The liquidation of assets is well underway at hhgregg and the chain expects to shut its doors for good by June. But in death hhgregg may give life to other CE and appliance retailers as it relinquishes over $1 billion of market share.
Fire sales will be conducted by Tiger Capital and Great American, and the 62-year-old appliance, CE and furniture chain will join a long line of electronics specialty retailers that dreamed big but ultimately overreached.
In an email to employees obtained by the Indianapolis Business Journal, CEO Bob Riesbeck said discussions were held with more than 50 private equity firms, strategic buyers and other investors.
“Unfortunately,” he wrote, “we were not successful in our plan to secure a viable buyer of the business on a going-concern basis within the expedited timeline set by our creditors.”
Some 5,000 employees will lose their jobs as a consequence.
The company filed for Chapter 11 protection last month with a prearranged bankruptcy sale on the table following 13 consecutive quarterly losses. But the deal fell through when the stalking horse bidder, believed to be an affiliate of its ad agency, Zimmerman Advertising, reportedly backed out after a $6 million payout was blocked by Haier.
The retailer was founded on April 15, 1955, by Henry Harold Gregg and his wife Fansy in an 800-square-foot appliance showroom and office in Indianapolis.

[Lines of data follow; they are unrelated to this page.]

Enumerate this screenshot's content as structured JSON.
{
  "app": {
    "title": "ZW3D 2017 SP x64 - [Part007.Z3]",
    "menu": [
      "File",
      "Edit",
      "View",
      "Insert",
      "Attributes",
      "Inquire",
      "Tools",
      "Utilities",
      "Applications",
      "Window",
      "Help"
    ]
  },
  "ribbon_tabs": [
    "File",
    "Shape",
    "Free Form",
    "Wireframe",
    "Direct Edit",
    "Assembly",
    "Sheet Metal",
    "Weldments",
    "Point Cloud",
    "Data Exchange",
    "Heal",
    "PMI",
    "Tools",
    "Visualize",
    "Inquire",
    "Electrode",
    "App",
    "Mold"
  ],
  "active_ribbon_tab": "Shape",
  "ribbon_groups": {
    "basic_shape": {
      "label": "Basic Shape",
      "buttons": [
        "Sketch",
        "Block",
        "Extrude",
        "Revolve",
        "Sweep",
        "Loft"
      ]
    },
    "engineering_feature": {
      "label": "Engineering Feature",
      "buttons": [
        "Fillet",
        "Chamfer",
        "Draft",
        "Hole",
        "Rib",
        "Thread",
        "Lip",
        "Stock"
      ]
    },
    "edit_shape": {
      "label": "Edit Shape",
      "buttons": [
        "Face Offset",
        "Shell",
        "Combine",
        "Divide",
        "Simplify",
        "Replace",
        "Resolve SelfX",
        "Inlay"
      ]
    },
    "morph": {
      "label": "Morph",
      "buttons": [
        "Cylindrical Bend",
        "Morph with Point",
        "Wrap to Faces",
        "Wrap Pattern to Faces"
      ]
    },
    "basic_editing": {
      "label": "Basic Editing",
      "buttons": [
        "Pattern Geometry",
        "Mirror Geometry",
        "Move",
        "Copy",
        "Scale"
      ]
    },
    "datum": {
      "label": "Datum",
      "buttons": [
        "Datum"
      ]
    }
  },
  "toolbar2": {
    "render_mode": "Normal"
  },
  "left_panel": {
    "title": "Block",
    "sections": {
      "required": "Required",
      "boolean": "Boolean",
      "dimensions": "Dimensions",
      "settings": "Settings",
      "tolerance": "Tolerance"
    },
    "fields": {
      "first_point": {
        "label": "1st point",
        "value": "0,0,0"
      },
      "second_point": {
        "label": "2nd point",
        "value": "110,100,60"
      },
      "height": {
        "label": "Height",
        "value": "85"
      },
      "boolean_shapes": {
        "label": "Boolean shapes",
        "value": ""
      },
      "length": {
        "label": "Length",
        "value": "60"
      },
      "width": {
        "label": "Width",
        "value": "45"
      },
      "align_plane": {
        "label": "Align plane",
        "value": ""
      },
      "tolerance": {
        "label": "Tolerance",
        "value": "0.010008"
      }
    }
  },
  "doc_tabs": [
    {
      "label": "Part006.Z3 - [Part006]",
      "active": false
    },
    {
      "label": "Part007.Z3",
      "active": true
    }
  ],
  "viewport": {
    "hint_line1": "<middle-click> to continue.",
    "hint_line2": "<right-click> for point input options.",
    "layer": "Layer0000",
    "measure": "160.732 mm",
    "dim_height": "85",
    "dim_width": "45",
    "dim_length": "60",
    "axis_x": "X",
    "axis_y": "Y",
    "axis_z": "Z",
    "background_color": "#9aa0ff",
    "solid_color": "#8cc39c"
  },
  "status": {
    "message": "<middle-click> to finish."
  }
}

Its undoing can be traced to the untimely death of Henry’s grandson Jerry Throgmartin, a beloved leader who launched an aggressive multiregional expansion in pursuit of national status.

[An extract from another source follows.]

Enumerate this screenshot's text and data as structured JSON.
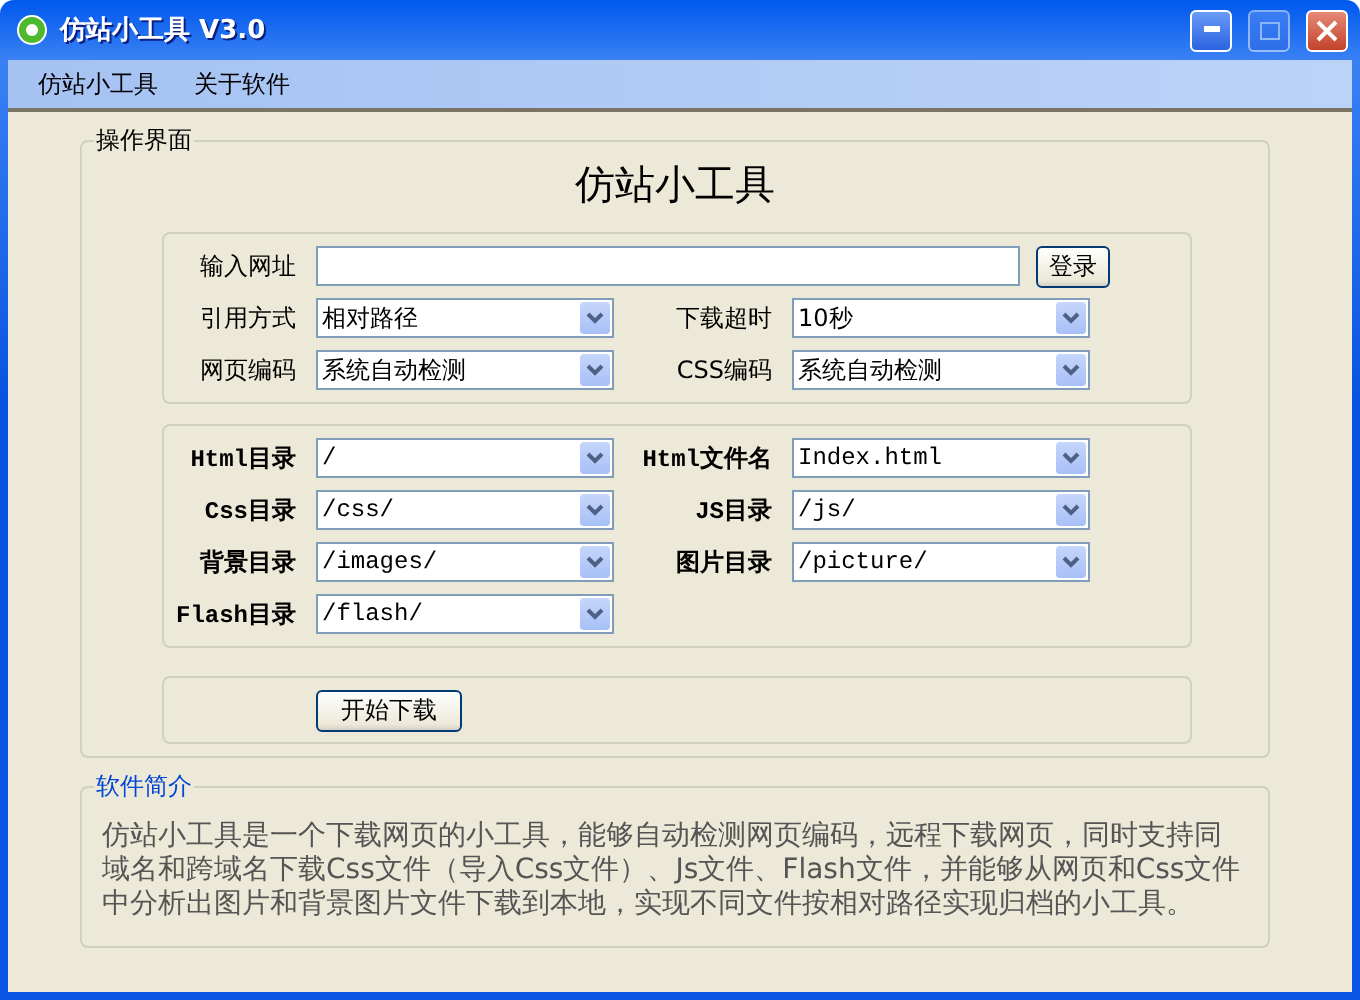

Fueled by a public offering and chief investor Freeman Spogli & Co., a private equity firm, the Indianapolis business grew from 18 to 220 stores across 19 states over the course of two decades.
But the plan was upended by an unfortunate confluence of events, including Throgmartin’s passing; e-commerce competition; the recession; and industrywide disruptions within the company’s bread-and-butter TV business.
The multiregional buildout stretched the company’s management resources under Throgmartin’s lieutenant, Dennis May, which led to a succession of leadership teams and unsuccessful forays into furniture, exercise equipment and other ancillary categories.
The end of the road comes as industry icons RadioShack and Sears face uncertain futures.